WORK TO COMPLETE
Across the records, how many lines contain "true"? Answer with the number alone.

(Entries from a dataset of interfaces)
------------------------------------------------------------
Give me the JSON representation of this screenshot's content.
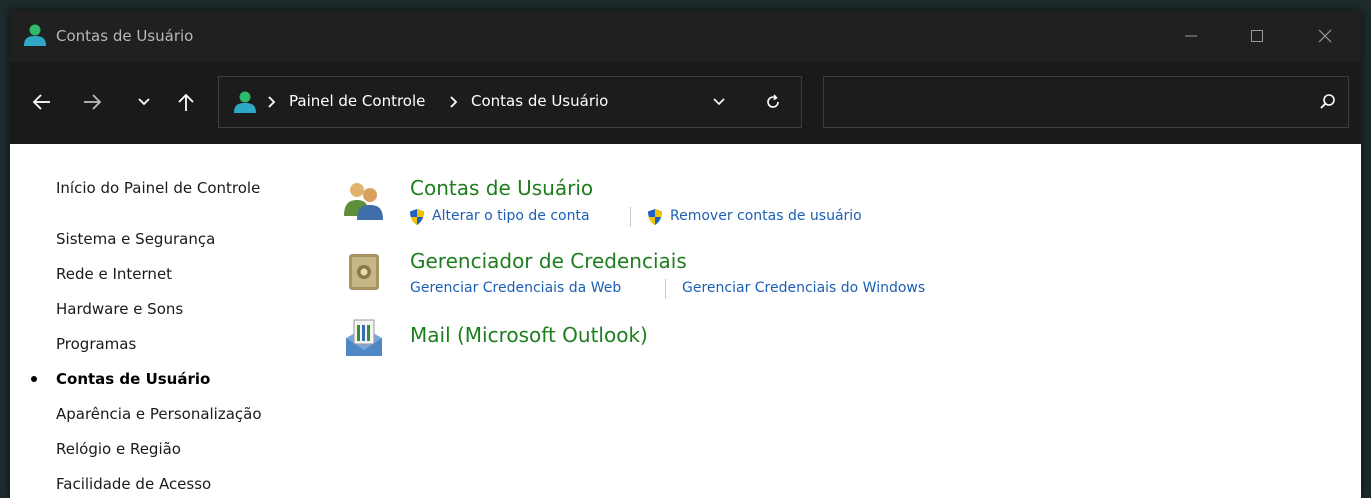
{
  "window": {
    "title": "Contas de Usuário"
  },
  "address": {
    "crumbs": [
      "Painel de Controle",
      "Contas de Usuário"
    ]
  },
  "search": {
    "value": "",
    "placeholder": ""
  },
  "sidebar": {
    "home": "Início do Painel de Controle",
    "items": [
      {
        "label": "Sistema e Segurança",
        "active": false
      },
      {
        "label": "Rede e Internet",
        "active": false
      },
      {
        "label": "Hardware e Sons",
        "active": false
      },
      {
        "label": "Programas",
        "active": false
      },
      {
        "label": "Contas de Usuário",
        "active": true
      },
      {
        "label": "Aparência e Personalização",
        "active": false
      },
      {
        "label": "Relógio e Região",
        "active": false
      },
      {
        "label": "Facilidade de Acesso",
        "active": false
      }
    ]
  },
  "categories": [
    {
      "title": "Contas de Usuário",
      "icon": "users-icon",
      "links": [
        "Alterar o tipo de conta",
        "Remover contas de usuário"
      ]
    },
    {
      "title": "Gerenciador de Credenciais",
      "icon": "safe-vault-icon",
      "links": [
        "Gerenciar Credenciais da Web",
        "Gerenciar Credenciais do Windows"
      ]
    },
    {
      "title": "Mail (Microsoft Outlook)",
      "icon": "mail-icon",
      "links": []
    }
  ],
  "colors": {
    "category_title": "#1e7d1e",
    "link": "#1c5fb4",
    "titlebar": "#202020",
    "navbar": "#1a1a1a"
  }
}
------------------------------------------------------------
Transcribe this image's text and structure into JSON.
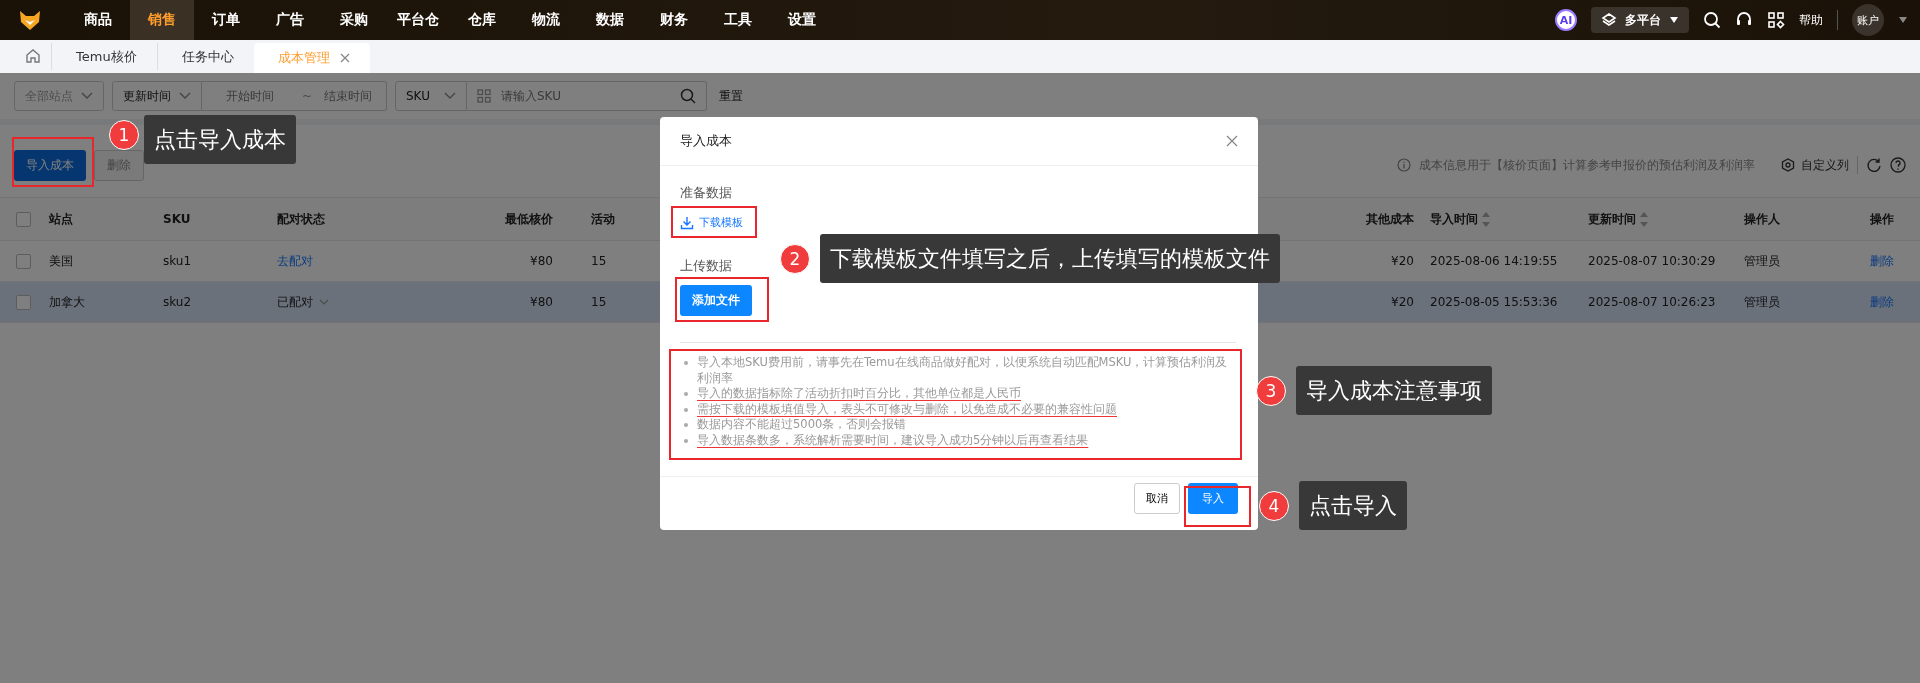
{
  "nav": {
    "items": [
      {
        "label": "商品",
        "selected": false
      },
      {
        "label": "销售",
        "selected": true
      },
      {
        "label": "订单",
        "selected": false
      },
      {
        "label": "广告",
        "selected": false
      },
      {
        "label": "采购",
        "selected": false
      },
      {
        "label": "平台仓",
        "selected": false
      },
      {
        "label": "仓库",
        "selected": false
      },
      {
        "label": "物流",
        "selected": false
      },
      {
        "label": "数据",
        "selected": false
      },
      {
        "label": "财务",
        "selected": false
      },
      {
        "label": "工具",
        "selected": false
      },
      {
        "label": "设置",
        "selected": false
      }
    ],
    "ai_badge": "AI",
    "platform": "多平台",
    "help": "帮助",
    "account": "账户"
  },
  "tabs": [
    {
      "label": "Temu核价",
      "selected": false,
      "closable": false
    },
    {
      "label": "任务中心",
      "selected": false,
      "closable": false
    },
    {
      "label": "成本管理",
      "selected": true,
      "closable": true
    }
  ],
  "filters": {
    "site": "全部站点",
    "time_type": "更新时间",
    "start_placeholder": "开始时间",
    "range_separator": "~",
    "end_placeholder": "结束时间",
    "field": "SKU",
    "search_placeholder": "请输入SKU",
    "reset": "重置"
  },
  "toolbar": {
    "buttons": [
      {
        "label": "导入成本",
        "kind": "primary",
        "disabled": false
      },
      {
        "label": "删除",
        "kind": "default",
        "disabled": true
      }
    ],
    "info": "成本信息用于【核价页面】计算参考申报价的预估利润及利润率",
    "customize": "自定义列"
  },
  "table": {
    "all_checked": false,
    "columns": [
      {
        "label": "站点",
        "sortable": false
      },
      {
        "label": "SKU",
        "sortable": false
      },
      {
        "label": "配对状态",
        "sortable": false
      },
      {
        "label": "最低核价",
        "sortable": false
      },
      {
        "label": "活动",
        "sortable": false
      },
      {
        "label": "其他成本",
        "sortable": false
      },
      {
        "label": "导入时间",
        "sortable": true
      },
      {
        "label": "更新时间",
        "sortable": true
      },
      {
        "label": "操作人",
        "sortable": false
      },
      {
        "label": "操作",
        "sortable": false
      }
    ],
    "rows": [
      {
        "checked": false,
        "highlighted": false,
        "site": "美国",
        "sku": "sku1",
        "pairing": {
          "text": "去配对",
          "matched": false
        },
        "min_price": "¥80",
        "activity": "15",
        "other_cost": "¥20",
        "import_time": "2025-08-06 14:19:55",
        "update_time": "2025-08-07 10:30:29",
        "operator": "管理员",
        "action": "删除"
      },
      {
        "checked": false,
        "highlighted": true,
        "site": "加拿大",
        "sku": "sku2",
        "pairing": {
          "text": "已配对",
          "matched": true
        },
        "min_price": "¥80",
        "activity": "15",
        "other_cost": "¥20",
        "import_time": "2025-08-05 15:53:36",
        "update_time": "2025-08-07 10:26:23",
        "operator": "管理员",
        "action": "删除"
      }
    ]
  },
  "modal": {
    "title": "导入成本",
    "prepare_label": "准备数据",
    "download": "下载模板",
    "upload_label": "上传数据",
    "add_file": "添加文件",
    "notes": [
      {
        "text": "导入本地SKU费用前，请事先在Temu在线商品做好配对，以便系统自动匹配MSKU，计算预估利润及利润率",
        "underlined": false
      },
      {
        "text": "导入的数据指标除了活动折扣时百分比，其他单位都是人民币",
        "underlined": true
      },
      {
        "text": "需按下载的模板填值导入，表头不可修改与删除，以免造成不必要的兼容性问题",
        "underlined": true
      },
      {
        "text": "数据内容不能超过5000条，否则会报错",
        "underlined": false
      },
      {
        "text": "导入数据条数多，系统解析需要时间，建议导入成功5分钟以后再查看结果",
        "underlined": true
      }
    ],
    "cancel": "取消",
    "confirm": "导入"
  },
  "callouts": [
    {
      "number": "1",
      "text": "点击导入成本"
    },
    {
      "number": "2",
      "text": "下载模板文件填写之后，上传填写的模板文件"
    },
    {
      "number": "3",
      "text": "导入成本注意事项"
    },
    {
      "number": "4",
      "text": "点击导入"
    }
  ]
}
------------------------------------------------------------
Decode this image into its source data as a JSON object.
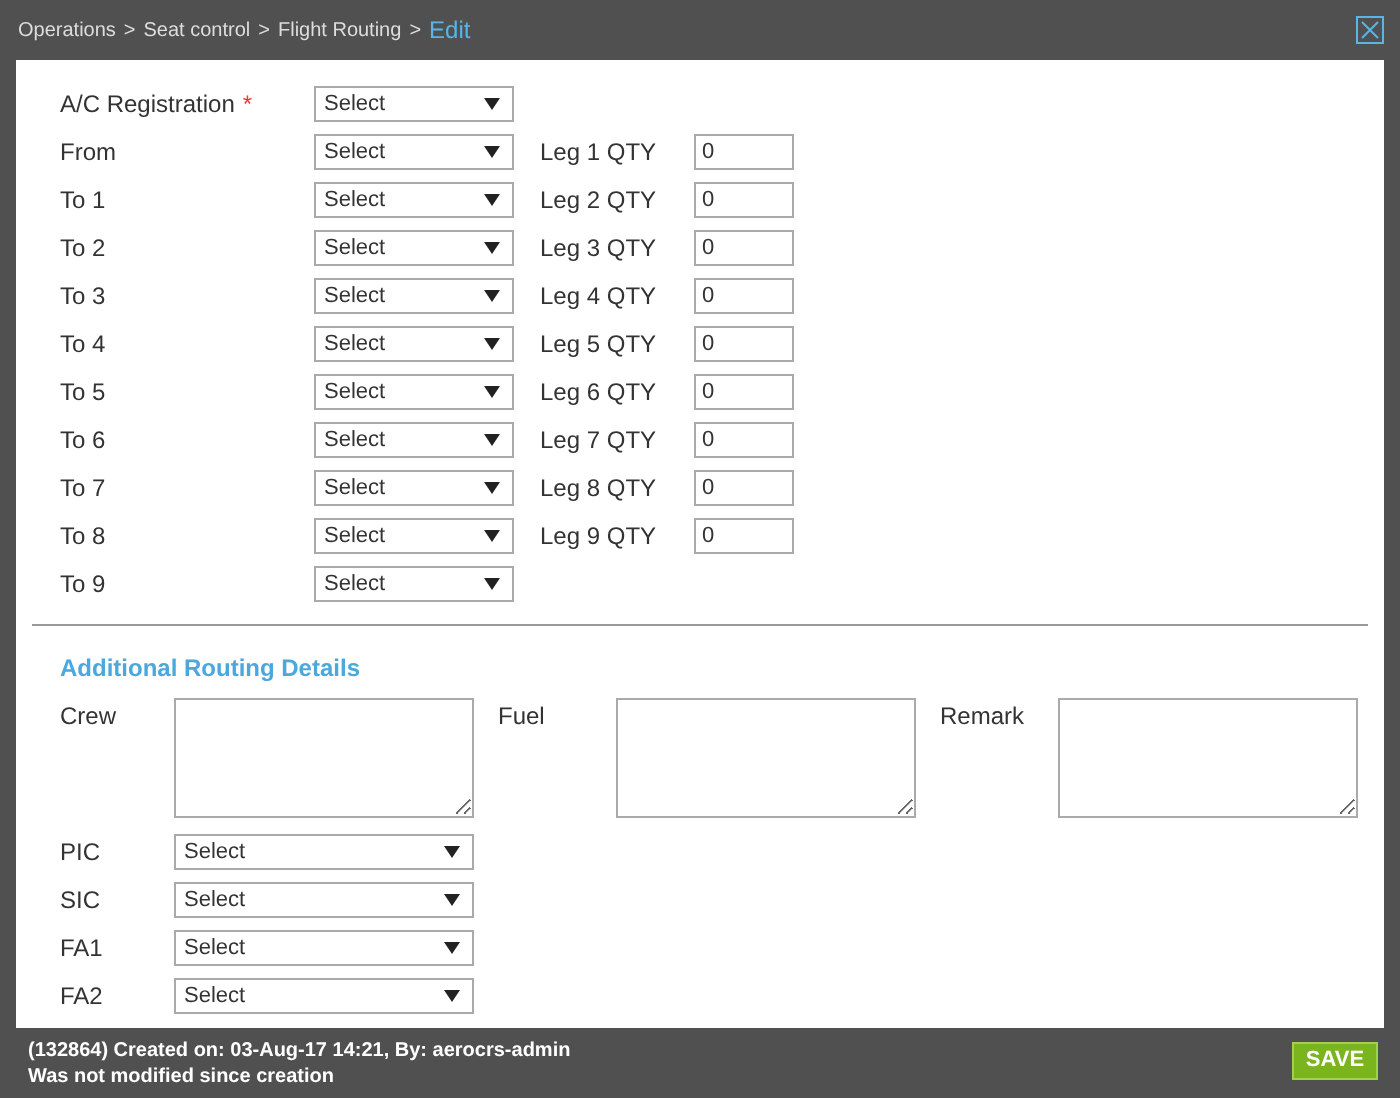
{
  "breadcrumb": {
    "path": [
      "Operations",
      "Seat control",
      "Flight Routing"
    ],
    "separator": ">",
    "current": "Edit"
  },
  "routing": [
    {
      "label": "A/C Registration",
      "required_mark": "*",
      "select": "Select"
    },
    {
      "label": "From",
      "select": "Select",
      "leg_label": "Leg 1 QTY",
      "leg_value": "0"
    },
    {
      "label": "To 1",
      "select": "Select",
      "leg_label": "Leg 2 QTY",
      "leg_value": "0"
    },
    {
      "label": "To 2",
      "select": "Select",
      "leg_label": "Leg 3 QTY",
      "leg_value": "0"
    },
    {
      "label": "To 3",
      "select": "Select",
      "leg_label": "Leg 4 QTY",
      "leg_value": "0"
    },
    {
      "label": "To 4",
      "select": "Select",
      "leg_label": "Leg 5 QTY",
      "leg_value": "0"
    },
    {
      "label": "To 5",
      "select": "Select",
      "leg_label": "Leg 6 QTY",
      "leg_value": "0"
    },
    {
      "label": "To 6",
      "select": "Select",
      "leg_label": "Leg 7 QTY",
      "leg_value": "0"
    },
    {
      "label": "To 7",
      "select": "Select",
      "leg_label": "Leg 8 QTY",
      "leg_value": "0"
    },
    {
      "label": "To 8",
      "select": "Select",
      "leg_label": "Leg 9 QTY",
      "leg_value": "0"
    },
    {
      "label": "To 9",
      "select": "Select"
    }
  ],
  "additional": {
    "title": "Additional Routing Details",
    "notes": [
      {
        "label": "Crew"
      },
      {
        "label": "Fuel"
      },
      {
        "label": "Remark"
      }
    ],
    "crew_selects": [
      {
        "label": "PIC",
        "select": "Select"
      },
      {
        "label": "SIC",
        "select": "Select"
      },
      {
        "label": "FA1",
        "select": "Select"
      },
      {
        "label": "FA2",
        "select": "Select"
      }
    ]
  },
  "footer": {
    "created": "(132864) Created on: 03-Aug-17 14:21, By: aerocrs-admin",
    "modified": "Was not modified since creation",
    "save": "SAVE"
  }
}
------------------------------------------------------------
RESULT FOR THIS EXERCISE
12